Segment Start: LISTED RECORDS
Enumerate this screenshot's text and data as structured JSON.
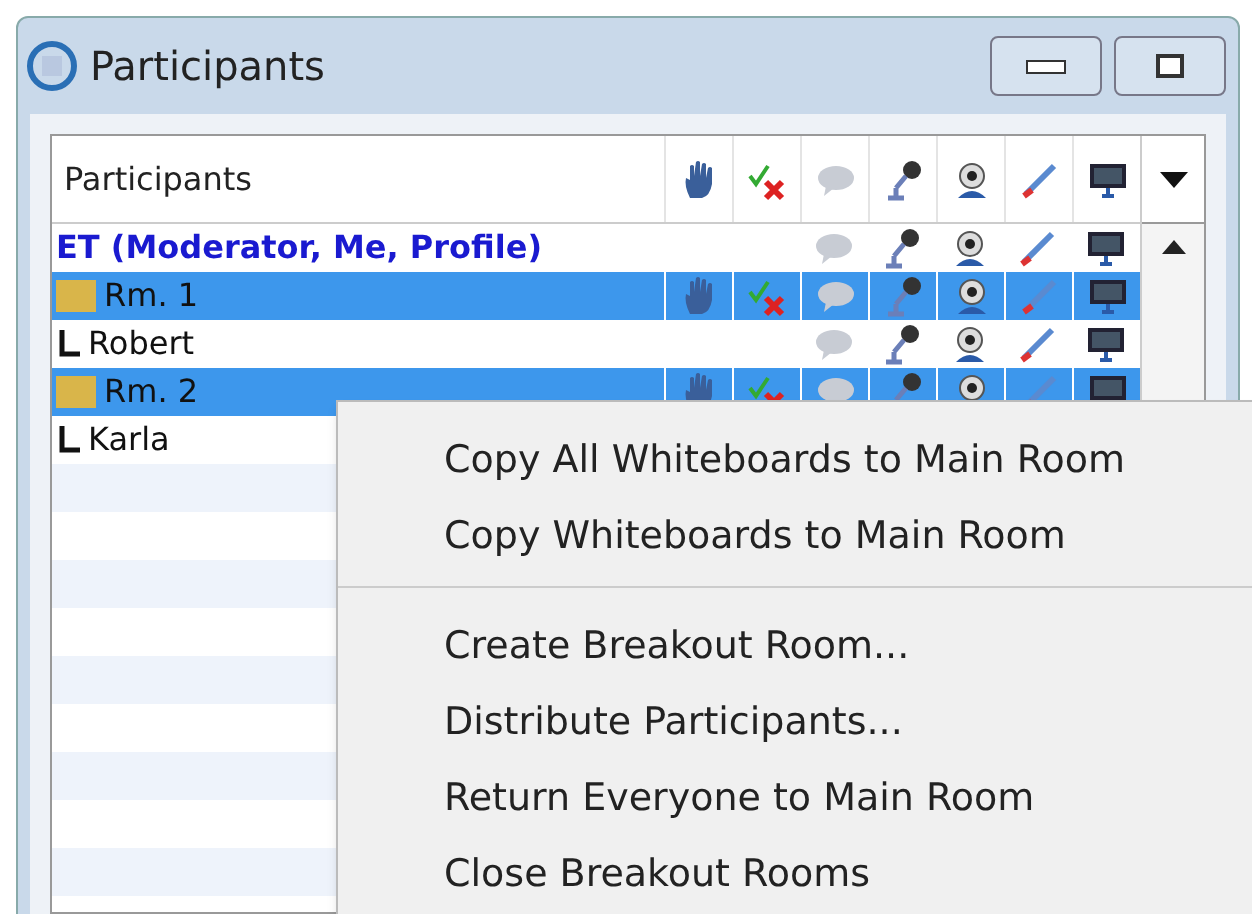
{
  "window": {
    "title": "Participants"
  },
  "table": {
    "column_header": "Participants",
    "rows": [
      {
        "name": "ET (Moderator, Me, Profile)",
        "kind": "self",
        "selected": false
      },
      {
        "name": "Rm. 1",
        "kind": "room",
        "selected": true
      },
      {
        "name": "Robert",
        "kind": "person",
        "selected": false
      },
      {
        "name": "Rm. 2",
        "kind": "room",
        "selected": true
      },
      {
        "name": "Karla",
        "kind": "person_under_menu",
        "selected": false
      }
    ]
  },
  "context_menu": {
    "groups": [
      [
        "Copy All Whiteboards to Main Room",
        "Copy Whiteboards to Main Room"
      ],
      [
        "Create Breakout Room...",
        "Distribute Participants...",
        "Return Everyone to Main Room",
        "Close Breakout Rooms"
      ]
    ]
  }
}
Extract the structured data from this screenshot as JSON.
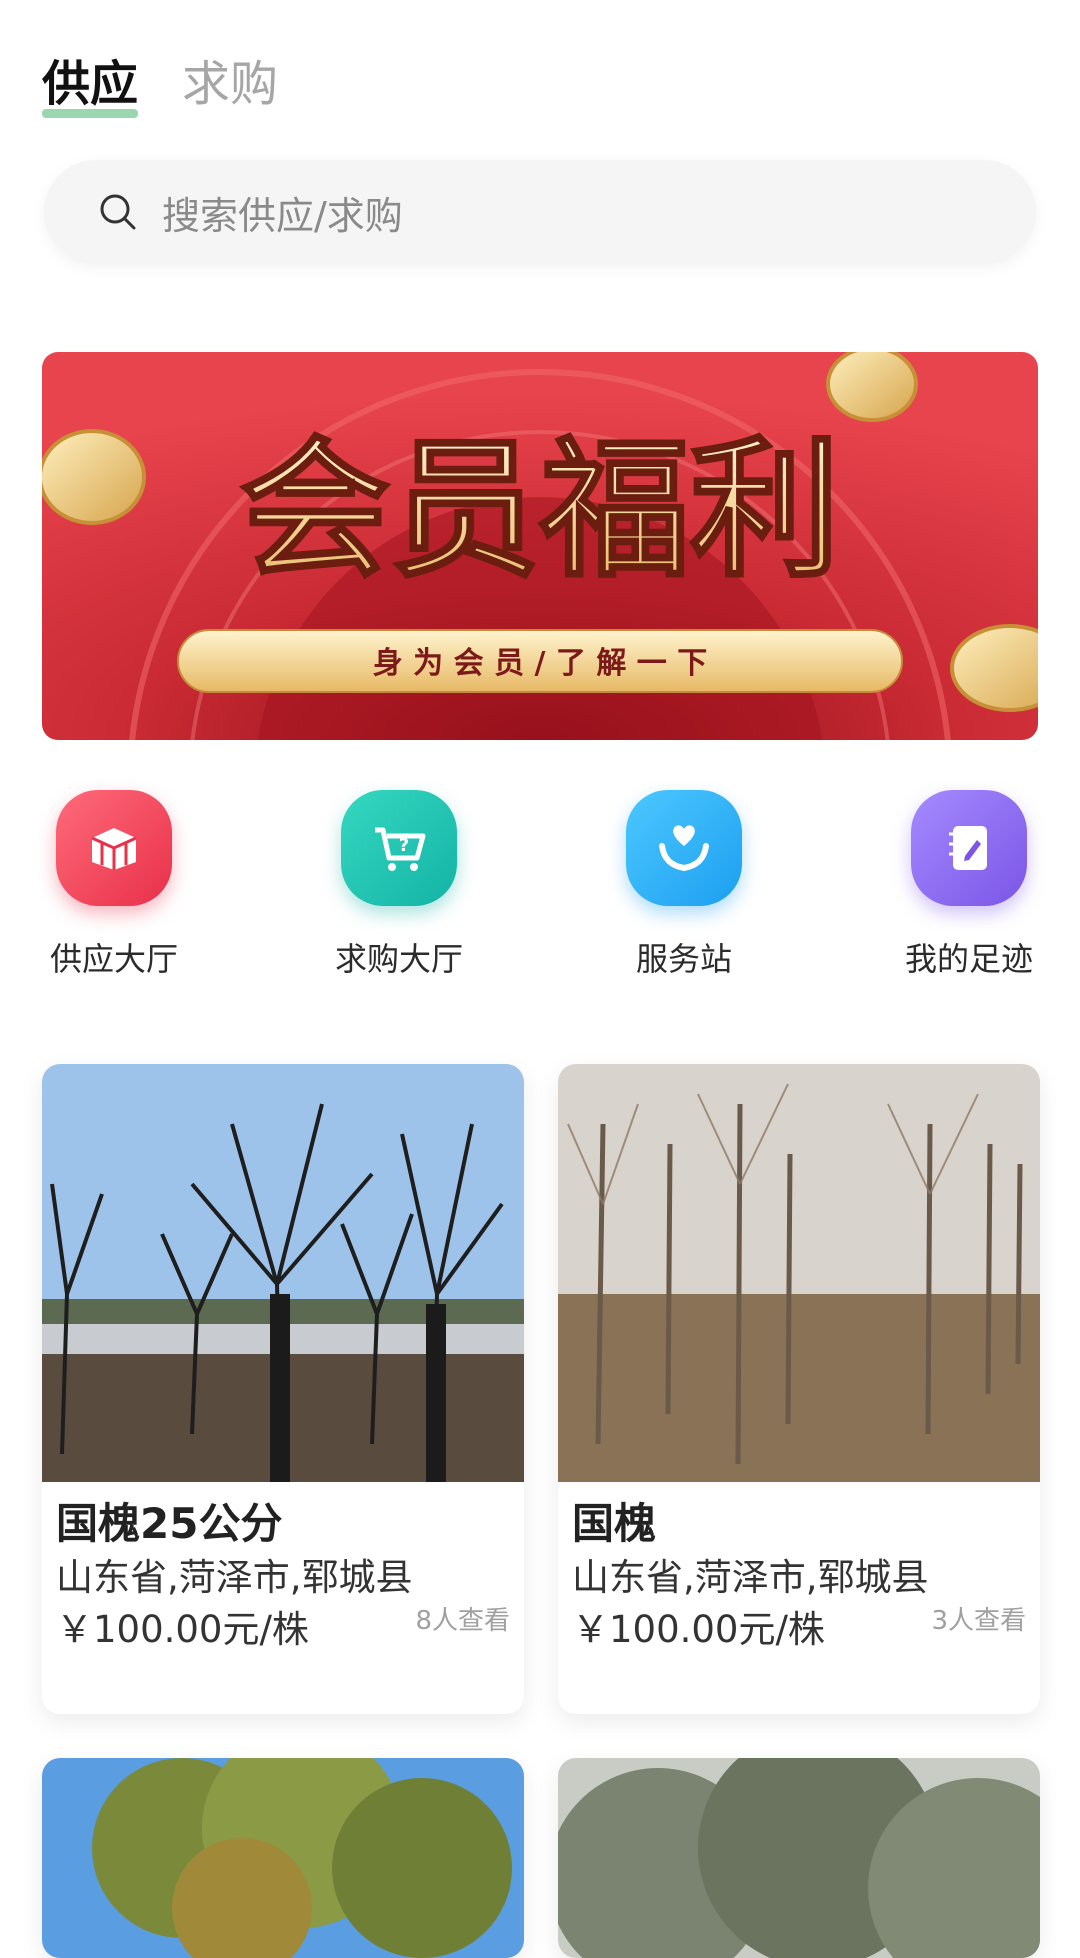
{
  "tabs": [
    {
      "label": "供应",
      "active": true
    },
    {
      "label": "求购",
      "active": false
    }
  ],
  "search": {
    "placeholder": "搜索供应/求购"
  },
  "banner": {
    "title": "会员福利",
    "subtitle": "身 为 会 员 / 了 解 一 下"
  },
  "quick_links": [
    {
      "label": "供应大厅",
      "icon": "supply-hall-icon",
      "color": "#f0485a"
    },
    {
      "label": "求购大厅",
      "icon": "cart-question-icon",
      "color": "#1fc7b0"
    },
    {
      "label": "服务站",
      "icon": "heart-hands-icon",
      "color": "#2fb4f5"
    },
    {
      "label": "我的足迹",
      "icon": "notebook-pen-icon",
      "color": "#8e6cf0"
    }
  ],
  "listings": [
    {
      "title": "国槐25公分",
      "location": "山东省,菏泽市,郓城县",
      "price": "￥100.00元/株",
      "views": "8人查看"
    },
    {
      "title": "国槐",
      "location": "山东省,菏泽市,郓城县",
      "price": "￥100.00元/株",
      "views": "3人查看"
    }
  ]
}
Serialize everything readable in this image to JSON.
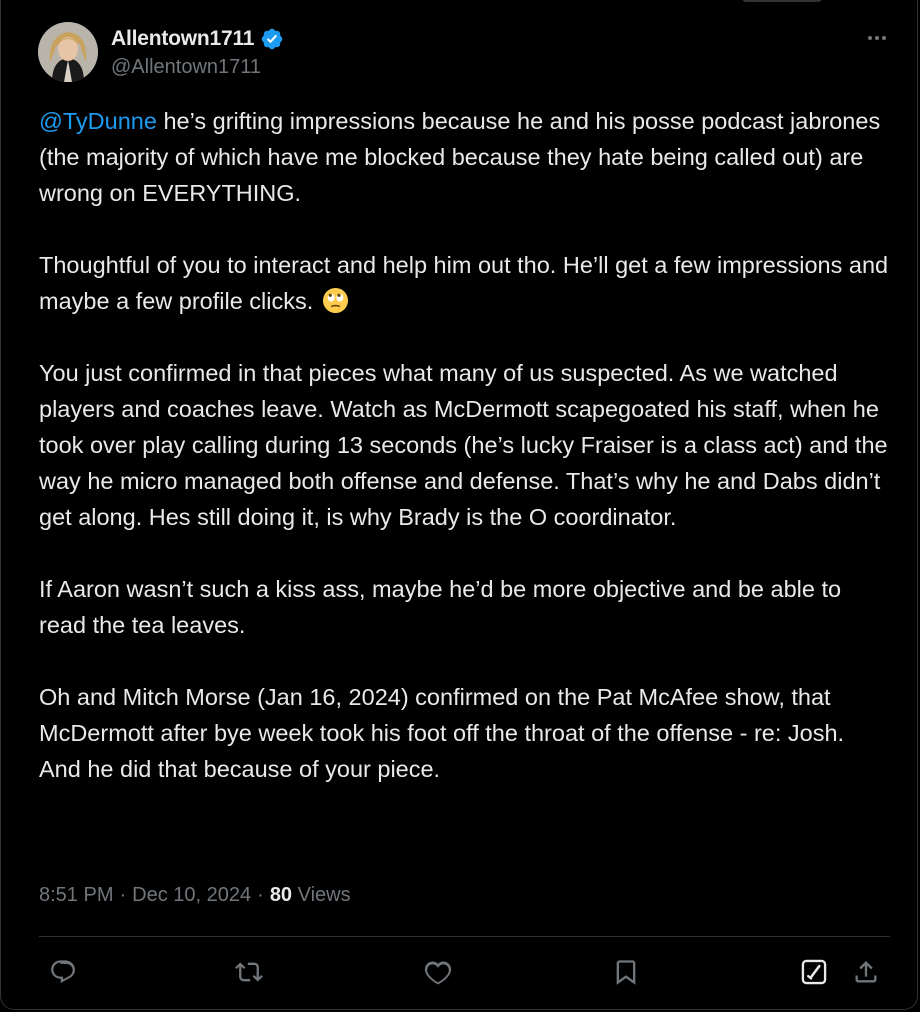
{
  "tweet": {
    "author": {
      "display_name": "Allentown1711",
      "handle": "@Allentown1711",
      "verified": true
    },
    "body": {
      "mention": "@TyDunne",
      "p1_rest": " he’s grifting impressions because he and his posse podcast jabrones (the majority of which have me blocked because they hate being called out) are wrong on EVERYTHING.",
      "p2": "Thoughtful of you to interact and help him out tho. He’ll get a few impressions and maybe a few profile clicks.",
      "p2_emoji": "face-with-rolling-eyes",
      "p3": "You just confirmed in that pieces what many of us suspected.  As we watched players and coaches leave. Watch as McDermott scapegoated his staff, when he took over play calling during 13 seconds (he’s lucky Fraiser is a class act) and the way he micro managed both offense and defense. That’s why he and Dabs didn’t get along. Hes still doing it, is why Brady is the O coordinator.",
      "p4": "If Aaron wasn’t such a kiss ass, maybe he’d be more objective and be able to read the tea leaves.",
      "p5_line1": "Oh and Mitch Morse (Jan 16, 2024) confirmed on the Pat McAfee show, that McDermott after bye week took his foot off the throat of the offense - re: Josh.",
      "p5_line2": "And he did that because of your piece."
    },
    "meta": {
      "time": "8:51 PM",
      "separator": "·",
      "date": "Dec 10, 2024",
      "views_count": "80",
      "views_label": "Views"
    },
    "actions": [
      "reply-icon",
      "retweet-icon",
      "like-icon",
      "bookmark-icon",
      "grok-icon",
      "share-icon"
    ]
  },
  "colors": {
    "background": "#000000",
    "text": "#e7e9ea",
    "secondary": "#71767b",
    "accent": "#1d9bf0",
    "border": "#2f3336"
  }
}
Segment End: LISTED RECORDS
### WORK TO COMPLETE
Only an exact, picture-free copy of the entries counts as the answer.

### EXERCISE RESULT
Enumerate this screenshot's text and data as structured JSON.
{
  "window": {
    "title": "Participants"
  },
  "table": {
    "column_header": "Participants",
    "rows": [
      {
        "name": "ET (Moderator, Me, Profile)",
        "kind": "self",
        "selected": false
      },
      {
        "name": "Rm. 1",
        "kind": "room",
        "selected": true
      },
      {
        "name": "Robert",
        "kind": "person",
        "selected": false
      },
      {
        "name": "Rm. 2",
        "kind": "room",
        "selected": true
      },
      {
        "name": "Karla",
        "kind": "person_under_menu",
        "selected": false
      }
    ]
  },
  "context_menu": {
    "groups": [
      [
        "Copy All Whiteboards to Main Room",
        "Copy Whiteboards to Main Room"
      ],
      [
        "Create Breakout Room...",
        "Distribute Participants...",
        "Return Everyone to Main Room",
        "Close Breakout Rooms"
      ]
    ]
  }
}
Extract the structured data from this screenshot as JSON.
{
  "tabs": [
    {
      "label": "供应",
      "active": true
    },
    {
      "label": "求购",
      "active": false
    }
  ],
  "search": {
    "placeholder": "搜索供应/求购"
  },
  "banner": {
    "title": "会员福利",
    "subtitle": "身 为 会 员 / 了 解 一 下"
  },
  "quick_links": [
    {
      "label": "供应大厅",
      "icon": "supply-hall-icon",
      "color": "#f0485a"
    },
    {
      "label": "求购大厅",
      "icon": "cart-question-icon",
      "color": "#1fc7b0"
    },
    {
      "label": "服务站",
      "icon": "heart-hands-icon",
      "color": "#2fb4f5"
    },
    {
      "label": "我的足迹",
      "icon": "notebook-pen-icon",
      "color": "#8e6cf0"
    }
  ],
  "listings": [
    {
      "title": "国槐25公分",
      "location": "山东省,菏泽市,郓城县",
      "price": "￥100.00元/株",
      "views": "8人查看"
    },
    {
      "title": "国槐",
      "location": "山东省,菏泽市,郓城县",
      "price": "￥100.00元/株",
      "views": "3人查看"
    }
  ]
}
Serialize everything readable in this image to JSON.
{
  "tweet": {
    "author": {
      "display_name": "Allentown1711",
      "handle": "@Allentown1711",
      "verified": true
    },
    "body": {
      "mention": "@TyDunne",
      "p1_rest": " he’s grifting impressions because he and his posse podcast jabrones (the majority of which have me blocked because they hate being called out) are wrong on EVERYTHING.",
      "p2": "Thoughtful of you to interact and help him out tho. He’ll get a few impressions and maybe a few profile clicks.",
      "p2_emoji": "face-with-rolling-eyes",
      "p3": "You just confirmed in that pieces what many of us suspected.  As we watched players and coaches leave. Watch as McDermott scapegoated his staff, when he took over play calling during 13 seconds (he’s lucky Fraiser is a class act) and the way he micro managed both offense and defense. That’s why he and Dabs didn’t get along. Hes still doing it, is why Brady is the O coordinator.",
      "p4": "If Aaron wasn’t such a kiss ass, maybe he’d be more objective and be able to read the tea leaves.",
      "p5_line1": "Oh and Mitch Morse (Jan 16, 2024) confirmed on the Pat McAfee show, that McDermott after bye week took his foot off the throat of the offense - re: Josh.",
      "p5_line2": "And he did that because of your piece."
    },
    "meta": {
      "time": "8:51 PM",
      "separator": "·",
      "date": "Dec 10, 2024",
      "views_count": "80",
      "views_label": "Views"
    },
    "actions": [
      "reply-icon",
      "retweet-icon",
      "like-icon",
      "bookmark-icon",
      "grok-icon",
      "share-icon"
    ]
  },
  "colors": {
    "background": "#000000",
    "text": "#e7e9ea",
    "secondary": "#71767b",
    "accent": "#1d9bf0",
    "border": "#2f3336"
  }
}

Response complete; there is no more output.